A website from the Massachusetts Historical Society; founded 1791.
Adams Family Papers : An Electronic Archive
Next Letter (by date)
Previous Letter (by date)

Letter from Abigail Adams to John Adams, 9 January 1795, "By our Quincy Post..."

My Dearest Friend

By our Quincy post I received yours 28th and 30th of December. I am sorry to find you had taken a cold. Let Brisler make you a Bowl of wine whey when you go to bed, for one or two Nights, and you will find yourself released.

Altho the Weather has been so very fine and spring like, our cattle never have been sharpend till this week. Yet I cannot but keep in mind that it is mid winter, that Grain would not grow if it was planted. My Farmers are some Weeks?, confined to one point object, and then there is little to be related. The providing fuel for a Family for the Year whose summer consumption is so great, is no small Business, and tho I have the use of two Teams Ezara Shaw very seldom can go more than Once a Day with his, having a large Stock to attend to night and morning, and not having the greatest force within himself. Joy tho not so large a Stock has the same care. I consulted your Brother respecting the Lot from which I had best procure my wood, and he advised me to the mountain which you bought of captain Beal, the wood there being old, and requiring several hands to pitch and role it down Hill. As neither Sled or cart could assend it, I have taken into consideration that the Winter is the only proper time to get the Wood, and that I ought to have so much as not to be obliged to seek for it in the Summer or fall when other Business require all the Hands, and that you will

be at home much earlier in the Spring when you will occupy your Hands and Teams in other Business. The Moment however that Snow comes, the woods will be left to draw Stones. The Ground has not through the Winter been so frozen as to cart the Stones from the common which are heapd for the purpose or to sled the manure from Joys Barn.

I rejoice with Mrs. Otis in her safety. My Love to her. I wish I could hear the same good News from Mrs. Smith. A Man of Galantry should never think a journey tedious which carries him to his Home.

Genll. may flatter him self that he will become rich if he retires, but He will find the old Proverb true, that he must ask his Wifes leave. "With her tastes and habits," Green feild, and purling streams, and Lakes and Nightingales, would be odious things. She cannot till the Sun has reachd his mid Day Career. The Wife of a Farmer must look well to the Ways of her Household, and neither eat the Bread of Idleness herself, or permit others too. I do not know any Lady less calculated for Retirement, contentment must always derive its Scource from the Heart. Luxery, ambition and avarice know no bounds, and desire is a fathomless abyss. Mrs Morris reads Zimmermann upon Solitude, and builds a palace in a City. The President from the bottom of my Heart I commisirate. I consider him the Great sacrifice for the Good of the People, and I feel my Share of gratitude towards him, but his Reward as well as all others who have been placed upon the high Towers, and the Battlements, and have stood firm

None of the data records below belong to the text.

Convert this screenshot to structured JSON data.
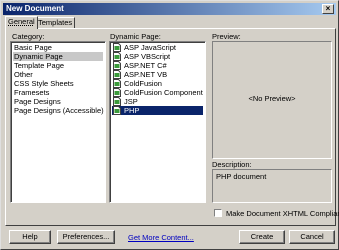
{
  "window": {
    "title": "New Document",
    "close_glyph": "×"
  },
  "tabs": [
    {
      "label": "General",
      "active": true
    },
    {
      "label": "Templates",
      "active": false
    }
  ],
  "category": {
    "label": "Category:",
    "items": [
      "Basic Page",
      "Dynamic Page",
      "Template Page",
      "Other",
      "CSS Style Sheets",
      "Framesets",
      "Page Designs",
      "Page Designs (Accessible)"
    ],
    "selected": "Dynamic Page"
  },
  "dynamic_page": {
    "label": "Dynamic Page:",
    "items": [
      "ASP JavaScript",
      "ASP VBScript",
      "ASP.NET C#",
      "ASP.NET VB",
      "ColdFusion",
      "ColdFusion Component",
      "JSP",
      "PHP"
    ],
    "selected": "PHP"
  },
  "preview": {
    "label": "Preview:",
    "placeholder": "<No Preview>"
  },
  "description": {
    "label": "Description:",
    "text": "PHP document"
  },
  "xhtml_checkbox": {
    "label": "Make Document XHTML Compliant",
    "checked": false
  },
  "buttons": {
    "help": "Help",
    "preferences": "Preferences...",
    "get_more": "Get More Content...",
    "create": "Create",
    "cancel": "Cancel"
  },
  "colors": {
    "selection_blue": "#0a246a",
    "link": "#0000c0",
    "title_bar": "#0a246a"
  }
}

and unshaken at their Posts, are to be received in a state more congenial to their virtues, even with the Spirits of Just Men made perfect.

The conduct of the democratic Society in Boston and their Sentiments expressd in their address to the Societies throughout the union, is exactly as far as circumstances will admit, like the Jacobins in France toward the convention. See the French account publishd in the Centinal of Janry. 7th. "After the fall of Robertspierre, their Meetings ceased for several days. At last they come together and and felicitate the convention upon the fortunate discovery of the conspiracy, and Fate of the Traitors and declare themselves devoted to the Principals of the Revolution."

Thus the Democratick Society declare their attachment to the Government, their abhorrence to any acts of violence against the law, which they say can scarcly be justified under any Circumstances. The Society are opposed to every out rage of this nature, not only from Principal, but from policy, for it is impossible that any System of social improvement can be embraced, either as to the Government or its administration, amidst that tumult of passions, which such commotions have a direct tendency to produce. "But the Whole of the address is full of the Hypocritial cant, and the fangs of the Tiger appear, ready to seize upon the first lucky minuit and the only Modesty they make a spew of, arises from the Suppression of the late Rebelion, and the State of Poetics in France."

I quit them for a Topick much more agreeable, that of assuring You of the Sincere and Affection Regard of Your

A Adams

[Envelope -- see page image]

[Endorsement -- see page image]

Cite web page as: Letter from Abigail Adams to John Adams, 9 January 1795, "By our Quincy Post..." [electronic edition]. Adams Family Papers: An Electronic Archive. Massachusetts Historical Society. http://www.masshist.org/digitaladams/
Original manuscript: Adams, Abigail. Letter from Abigail Adams to John Adams, 9 January 1795, "By our Quincy Post...". 4 pages. Original manuscript from the Adams Family Papers, Massachusetts Historical Society.
Source of transcription: Adams Papers Editorial Project. Unverified transcriptions.
Next Letter (by date)
Previous Letter (by date)